I barely remember a time when I was not self-conscious of my stomach. I remember being in the fifth grade, hanging out at recess (because we were ten and too cool to play or run or do anything besides hang around and maybe play four square) when one of my friends turned to me.”No offense,” she said. “But your stomach sticks out.” This was my first introduction to the fact that nothing good ever happens after “No offense.” I nodded like, “No doy, I’ve lived with this stomach my whole life so I already know,” and pretended I didn’t care while I burned with shame. (I’ve since seen photos and home videos of myself at that age and I’m seriously perplexed because I cannot see a stomach situation no matter how hard I search for one.)
In my 20’s I worked as an occupational therapist at the University of North Carolina Hospital, where every day, I wore the required powder blue, ill-fitting hospital-issued scrubs, which were comfortable and had ample pockets, but did nothing for my figure. I’m five feet tall, my build is athletic, and I’ve always stored my extra weight in my stomach. Some random things I remember about that job: Taking stupidly long lunches, paging my favorite coworker to the proctology department (because butt doctors are funny, obvs), and the time the chief neurology resident interrupted my session with a patient to tell her she had multiple sclerosis and left the room as abruptly as he’d entered it. Also: Every couple of months someone was asking when I was due.

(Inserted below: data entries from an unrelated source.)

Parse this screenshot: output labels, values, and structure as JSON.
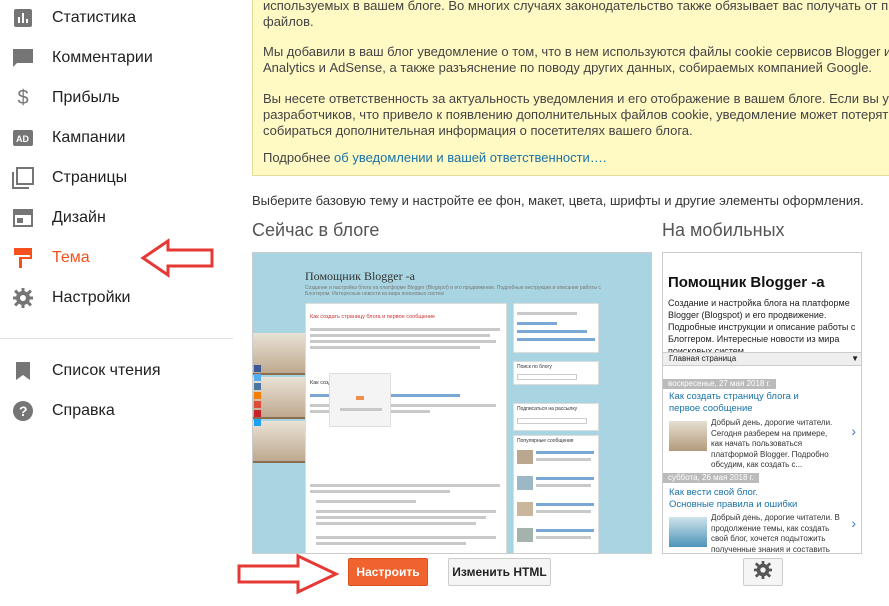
{
  "sidebar": {
    "items": [
      {
        "label": "Статистика",
        "icon": "bar-chart-icon"
      },
      {
        "label": "Комментарии",
        "icon": "comment-icon"
      },
      {
        "label": "Прибыль",
        "icon": "dollar-icon"
      },
      {
        "label": "Кампании",
        "icon": "ad-icon"
      },
      {
        "label": "Страницы",
        "icon": "pages-icon"
      },
      {
        "label": "Дизайн",
        "icon": "layout-icon"
      },
      {
        "label": "Тема",
        "icon": "paint-roller-icon",
        "active": true
      },
      {
        "label": "Настройки",
        "icon": "gear-icon"
      }
    ],
    "bottom_items": [
      {
        "label": "Список чтения",
        "icon": "bookmark-icon"
      },
      {
        "label": "Справка",
        "icon": "help-icon"
      }
    ]
  },
  "notice": {
    "line1": "используемых в вашем блоге. Во многих случаях законодательство также обязывает вас получать от п",
    "line2": "файлов.",
    "line3": "Мы добавили в ваш блог уведомление о том, что в нем используются файлы cookie сервисов Blogger и",
    "line4": "Analytics и AdSense, а также разъяснение по поводу других данных, собираемых компанией Google.",
    "line5": "Вы несете ответственность за актуальность уведомления и его отображение в вашем блоге. Если вы у",
    "line6": "разработчиков, что привело к появлению дополнительных файлов cookie, уведомление может потерят",
    "line7": "собираться дополнительная информация о посетителях вашего блога.",
    "more_prefix": "Подробнее ",
    "more_link": "об уведомлении и вашей ответственности…."
  },
  "intro": "Выберите базовую тему и настройте ее фон, макет, цвета, шрифты и другие элементы оформления.",
  "headings": {
    "current": "Сейчас в блоге",
    "mobile": "На мобильных"
  },
  "preview": {
    "blog_title": "Помощник Blogger -а",
    "blog_subtitle": "Создание и настройка блога на платформе Blogger (Blogspot) и его продвижение. Подробные инструкции и описание работы с Блоггером. Интересные новости из мира поисковых систем",
    "post_title": "Как создать страницу блога и первое сообщение",
    "post_subheading": "Как создать страницу блога?",
    "side_search": "Поиск по блогу",
    "side_subscribe": "Подписаться на рассылку",
    "side_popular": "Популярные сообщения"
  },
  "mobile": {
    "title": "Помощник Blogger -а",
    "description": "Создание и настройка блога на платформе Blogger (Blogspot) и его продвижение. Подробные инструкции и описание работы с Блоггером. Интересные новости из мира поисковых систем",
    "nav": "Главная страница",
    "posts": [
      {
        "date": "воскресенье, 27 мая 2018 г.",
        "title_line1": "Как создать страницу блога и",
        "title_line2": "первое сообщение",
        "excerpt": "Добрый день, дорогие читатели. Сегодня разберем на примере, как начать пользоваться платформой Blogger. Подробно обсудим, как создать с..."
      },
      {
        "date": "суббота, 26 мая 2018 г.",
        "title_line1": "Как вести свой блог.",
        "title_line2": "Основные правила и ошибки",
        "excerpt": "Добрый день, дорогие читатели. В продолжение темы, как создать свой блог, хочется подытожить полученные знания и составить план действия..."
      }
    ]
  },
  "buttons": {
    "customize": "Настроить",
    "edit_html": "Изменить HTML",
    "mobile_settings_icon": "gear-icon"
  },
  "colors": {
    "accent": "#f4511e",
    "arrow": "#e53935",
    "notice_bg": "#fff9c4",
    "link": "#1a73a8"
  }
}
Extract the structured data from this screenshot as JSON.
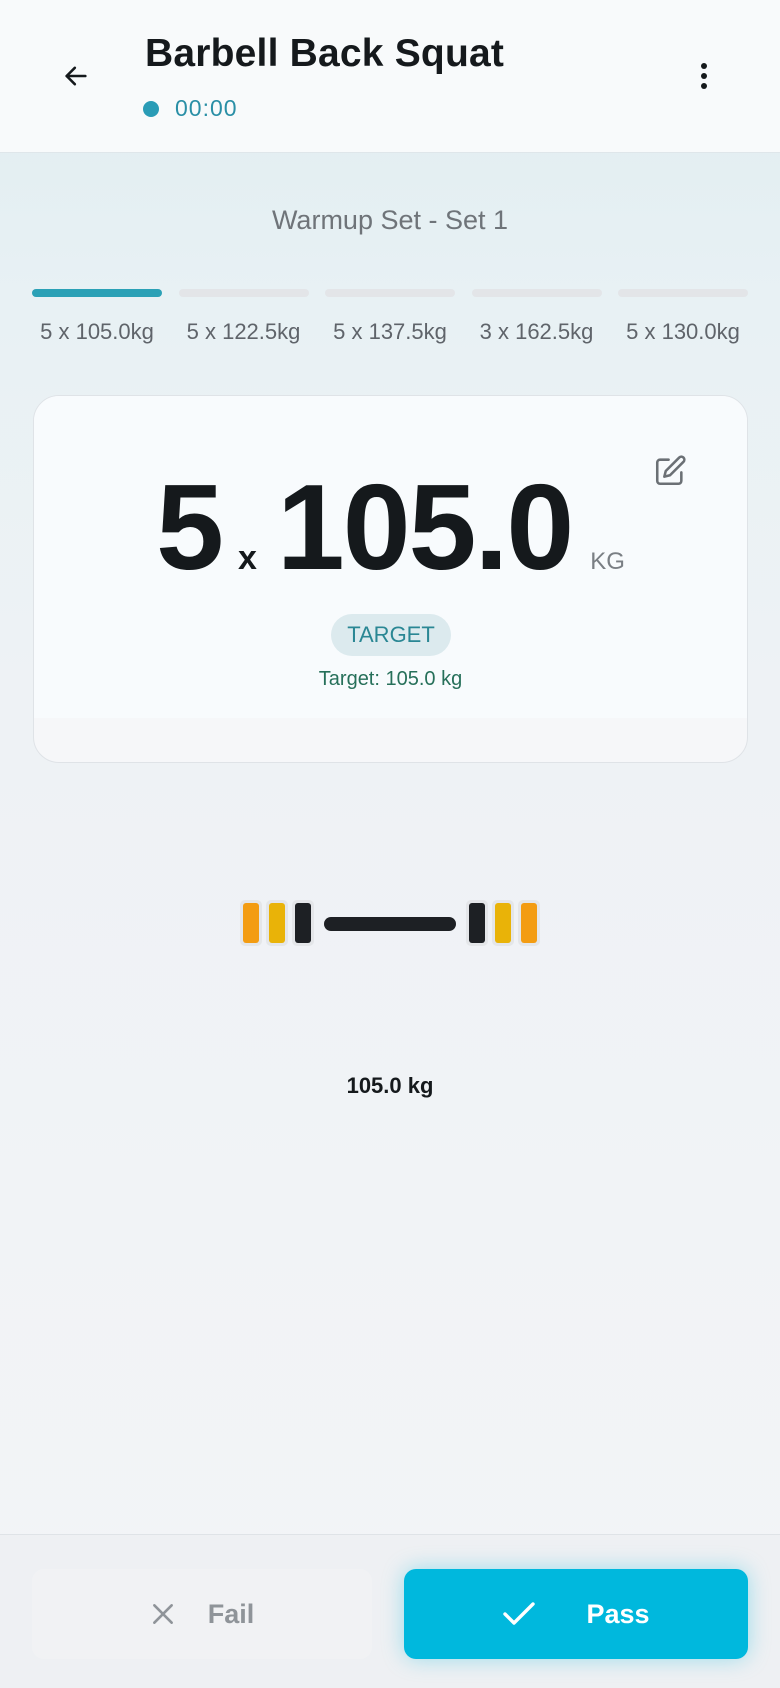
{
  "header": {
    "title": "Barbell Back Squat",
    "timer": "00:00",
    "back_icon": "arrow-left-icon",
    "menu_icon": "more-vertical-icon"
  },
  "set_label": "Warmup Set - Set 1",
  "sets": [
    {
      "label": "5 x 105.0kg",
      "active": true
    },
    {
      "label": "5 x 122.5kg",
      "active": false
    },
    {
      "label": "5 x 137.5kg",
      "active": false
    },
    {
      "label": "3 x 162.5kg",
      "active": false
    },
    {
      "label": "5 x 130.0kg",
      "active": false
    }
  ],
  "card": {
    "reps": "5",
    "times": "x",
    "weight": "105.0",
    "unit": "KG",
    "badge": "TARGET",
    "target_note": "Target: 105.0 kg",
    "edit_icon": "edit-icon"
  },
  "barbell": {
    "total": "105.0 kg",
    "plate_colors": [
      "#f39c12",
      "#e9b308",
      "#1d2024"
    ]
  },
  "actions": {
    "fail": "Fail",
    "pass": "Pass"
  },
  "colors": {
    "accent": "#2ba1b6",
    "pass": "#00b8dd"
  }
}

Who were these socially awkward idiots!? you might be asking. They were just… people. Nurses. Family members of my patients. A willowy resident with shiny, long brown hair.
Every time, I was catapulted into an abyss of self-loathing. I’d spend the next 24-48 hours hating myself because a stranger made an assumption about my body. I’d feel ugly, embarrassed, unworthy. I’d wonder how it was possible I worked out pretty much every free second I had and I still didn’t look how I wanted to look. I’d stare at myself in the mirror and tug and pinch at my perceived imperfections and fantasize about how happy I’d be if only I didn’t look so bloated all the time. It didn’t occur to me that there were worse things than looking pregnant when you weren’t.
It would be years until I realized I needed to focus on my ideal mental state and not my ideal weight.
In the meantime, I ordered new scrub pants (low rise, Dickies, size petite small with a much better pocket situation than my free hospital pants) and no one asked me about my stomach for a while.
And then I actually had a couple of babies. Being pregnant was a total joy because I never had to suck my stomach in. For the first and only time in my life, it was tight as a drum. It stuck out and people thought it was adorable. I decided heaven was pregnancy without the sensation of a sandbag pressing down on your pelvic floor, unrelenting fatigue, insomnia, and nausea. During my second pregnancy, people were curious about whether I was having twins or even triplets. It was annoying but not soul-crushing like the pregnancy questions I got when I wasn’t pregnant.
And then the other night, an acquaintance asked if I was pregnant… And I was grateful for the question. I made a video to explain why: